**Your task**
Wherever a line of the records contains "Sunday", copy that line.
[[ Data under study, beginning ]]
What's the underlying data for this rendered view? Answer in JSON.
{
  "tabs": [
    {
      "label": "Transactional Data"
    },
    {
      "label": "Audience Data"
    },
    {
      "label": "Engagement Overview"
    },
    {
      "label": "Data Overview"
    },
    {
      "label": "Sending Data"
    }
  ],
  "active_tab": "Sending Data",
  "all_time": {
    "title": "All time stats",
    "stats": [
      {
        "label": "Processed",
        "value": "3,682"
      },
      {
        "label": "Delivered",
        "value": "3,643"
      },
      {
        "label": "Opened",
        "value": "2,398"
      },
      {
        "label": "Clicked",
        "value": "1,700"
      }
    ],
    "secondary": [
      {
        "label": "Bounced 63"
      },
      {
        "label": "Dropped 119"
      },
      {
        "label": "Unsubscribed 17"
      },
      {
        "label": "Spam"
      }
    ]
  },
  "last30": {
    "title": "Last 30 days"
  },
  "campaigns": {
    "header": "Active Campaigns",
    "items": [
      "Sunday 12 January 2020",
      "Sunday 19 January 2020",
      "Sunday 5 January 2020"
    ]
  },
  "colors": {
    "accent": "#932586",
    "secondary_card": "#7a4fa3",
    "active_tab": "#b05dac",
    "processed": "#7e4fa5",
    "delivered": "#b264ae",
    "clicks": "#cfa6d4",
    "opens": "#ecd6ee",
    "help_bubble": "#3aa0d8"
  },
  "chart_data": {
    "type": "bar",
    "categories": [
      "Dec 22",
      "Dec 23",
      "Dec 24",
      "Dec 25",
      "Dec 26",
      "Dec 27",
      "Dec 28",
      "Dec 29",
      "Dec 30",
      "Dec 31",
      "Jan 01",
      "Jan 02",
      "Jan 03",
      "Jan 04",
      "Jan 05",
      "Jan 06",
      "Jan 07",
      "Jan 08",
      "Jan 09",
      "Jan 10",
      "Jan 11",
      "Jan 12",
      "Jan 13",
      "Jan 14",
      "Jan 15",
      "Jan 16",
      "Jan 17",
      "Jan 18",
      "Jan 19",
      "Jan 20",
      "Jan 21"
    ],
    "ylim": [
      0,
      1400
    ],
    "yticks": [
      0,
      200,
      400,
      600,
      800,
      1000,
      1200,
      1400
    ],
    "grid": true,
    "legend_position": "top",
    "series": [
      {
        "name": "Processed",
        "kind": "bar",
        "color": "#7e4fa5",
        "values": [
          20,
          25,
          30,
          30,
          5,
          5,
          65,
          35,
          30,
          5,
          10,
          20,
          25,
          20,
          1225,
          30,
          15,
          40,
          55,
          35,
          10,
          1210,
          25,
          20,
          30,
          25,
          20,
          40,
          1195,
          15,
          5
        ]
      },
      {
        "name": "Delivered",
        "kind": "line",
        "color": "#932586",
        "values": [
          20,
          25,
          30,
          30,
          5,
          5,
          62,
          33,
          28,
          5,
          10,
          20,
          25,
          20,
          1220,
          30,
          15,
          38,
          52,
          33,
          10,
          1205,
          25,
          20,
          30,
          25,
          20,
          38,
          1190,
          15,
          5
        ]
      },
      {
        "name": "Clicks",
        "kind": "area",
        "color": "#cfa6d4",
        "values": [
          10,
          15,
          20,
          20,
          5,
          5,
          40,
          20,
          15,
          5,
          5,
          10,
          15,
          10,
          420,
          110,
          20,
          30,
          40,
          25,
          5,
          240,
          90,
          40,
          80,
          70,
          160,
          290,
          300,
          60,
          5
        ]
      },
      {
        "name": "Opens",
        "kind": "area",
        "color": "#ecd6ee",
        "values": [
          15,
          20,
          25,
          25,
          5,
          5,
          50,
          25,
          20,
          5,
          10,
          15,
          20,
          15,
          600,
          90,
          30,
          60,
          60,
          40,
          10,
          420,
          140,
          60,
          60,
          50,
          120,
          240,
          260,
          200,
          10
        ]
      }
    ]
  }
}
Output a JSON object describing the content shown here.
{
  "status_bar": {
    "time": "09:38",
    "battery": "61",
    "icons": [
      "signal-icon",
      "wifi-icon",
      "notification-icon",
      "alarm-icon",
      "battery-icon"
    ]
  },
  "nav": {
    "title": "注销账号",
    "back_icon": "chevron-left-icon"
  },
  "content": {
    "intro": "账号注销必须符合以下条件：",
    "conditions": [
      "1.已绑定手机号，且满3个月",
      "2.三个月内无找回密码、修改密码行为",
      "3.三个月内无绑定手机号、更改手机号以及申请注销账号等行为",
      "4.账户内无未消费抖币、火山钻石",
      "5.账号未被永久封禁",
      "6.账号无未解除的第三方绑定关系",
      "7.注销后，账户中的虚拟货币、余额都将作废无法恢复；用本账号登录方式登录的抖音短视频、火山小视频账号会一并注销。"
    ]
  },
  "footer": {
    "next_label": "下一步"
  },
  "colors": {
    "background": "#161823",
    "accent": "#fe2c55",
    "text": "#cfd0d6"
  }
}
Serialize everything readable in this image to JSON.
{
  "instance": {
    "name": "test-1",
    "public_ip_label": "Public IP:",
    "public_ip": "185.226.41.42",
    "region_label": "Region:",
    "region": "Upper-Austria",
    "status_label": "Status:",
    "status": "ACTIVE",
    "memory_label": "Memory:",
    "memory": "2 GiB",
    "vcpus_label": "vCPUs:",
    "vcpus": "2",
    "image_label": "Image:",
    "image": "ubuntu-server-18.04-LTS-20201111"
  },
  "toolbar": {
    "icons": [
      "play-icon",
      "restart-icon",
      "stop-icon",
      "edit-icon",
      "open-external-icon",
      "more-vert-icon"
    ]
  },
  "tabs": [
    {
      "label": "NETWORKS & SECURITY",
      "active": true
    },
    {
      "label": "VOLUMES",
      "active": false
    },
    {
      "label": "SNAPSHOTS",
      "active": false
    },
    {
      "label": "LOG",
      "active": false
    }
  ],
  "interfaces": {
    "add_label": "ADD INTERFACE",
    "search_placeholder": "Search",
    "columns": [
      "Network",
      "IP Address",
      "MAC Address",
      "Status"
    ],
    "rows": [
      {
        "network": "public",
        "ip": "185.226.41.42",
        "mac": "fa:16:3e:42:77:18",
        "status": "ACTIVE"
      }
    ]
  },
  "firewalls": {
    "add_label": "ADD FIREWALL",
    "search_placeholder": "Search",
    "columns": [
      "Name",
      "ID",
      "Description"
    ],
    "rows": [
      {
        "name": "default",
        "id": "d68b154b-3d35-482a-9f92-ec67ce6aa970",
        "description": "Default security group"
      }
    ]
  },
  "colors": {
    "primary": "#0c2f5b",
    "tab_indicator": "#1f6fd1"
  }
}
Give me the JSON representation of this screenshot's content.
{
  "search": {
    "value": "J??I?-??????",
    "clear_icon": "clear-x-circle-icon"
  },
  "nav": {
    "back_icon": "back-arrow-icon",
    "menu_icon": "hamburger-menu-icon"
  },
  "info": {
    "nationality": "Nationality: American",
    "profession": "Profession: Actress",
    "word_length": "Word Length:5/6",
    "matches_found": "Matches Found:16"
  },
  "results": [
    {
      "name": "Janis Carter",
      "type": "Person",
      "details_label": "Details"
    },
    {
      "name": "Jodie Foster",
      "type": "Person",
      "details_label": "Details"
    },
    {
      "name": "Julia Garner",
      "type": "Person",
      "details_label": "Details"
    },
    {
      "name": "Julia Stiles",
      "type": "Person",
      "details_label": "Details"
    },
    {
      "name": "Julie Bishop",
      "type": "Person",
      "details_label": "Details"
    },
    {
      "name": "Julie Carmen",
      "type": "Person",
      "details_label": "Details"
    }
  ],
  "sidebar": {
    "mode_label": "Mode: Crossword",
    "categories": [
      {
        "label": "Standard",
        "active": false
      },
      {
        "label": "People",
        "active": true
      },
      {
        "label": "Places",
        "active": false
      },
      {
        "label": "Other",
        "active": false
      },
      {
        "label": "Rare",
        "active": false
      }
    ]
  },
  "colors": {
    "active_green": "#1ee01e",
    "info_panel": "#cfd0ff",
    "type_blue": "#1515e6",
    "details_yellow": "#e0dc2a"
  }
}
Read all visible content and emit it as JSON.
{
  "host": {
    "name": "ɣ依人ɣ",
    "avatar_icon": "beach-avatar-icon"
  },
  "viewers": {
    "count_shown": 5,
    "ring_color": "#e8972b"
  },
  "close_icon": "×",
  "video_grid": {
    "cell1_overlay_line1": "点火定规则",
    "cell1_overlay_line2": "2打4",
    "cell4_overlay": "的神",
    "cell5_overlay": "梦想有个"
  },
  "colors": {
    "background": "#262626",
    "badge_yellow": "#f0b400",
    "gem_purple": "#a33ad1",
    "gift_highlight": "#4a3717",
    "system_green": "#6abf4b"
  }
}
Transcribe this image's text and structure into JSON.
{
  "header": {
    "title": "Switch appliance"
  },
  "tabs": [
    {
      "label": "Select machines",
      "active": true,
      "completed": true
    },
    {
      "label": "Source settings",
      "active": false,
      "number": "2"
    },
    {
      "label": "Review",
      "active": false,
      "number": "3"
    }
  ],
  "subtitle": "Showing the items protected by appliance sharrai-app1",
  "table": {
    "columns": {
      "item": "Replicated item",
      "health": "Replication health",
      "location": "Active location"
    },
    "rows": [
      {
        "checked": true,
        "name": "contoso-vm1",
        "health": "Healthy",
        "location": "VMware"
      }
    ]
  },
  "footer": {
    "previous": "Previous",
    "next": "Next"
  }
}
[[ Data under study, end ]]
**Written solution**
      "Sunday 12 January 2020",
      "Sunday 19 January 2020",
      "Sunday 5 January 2020"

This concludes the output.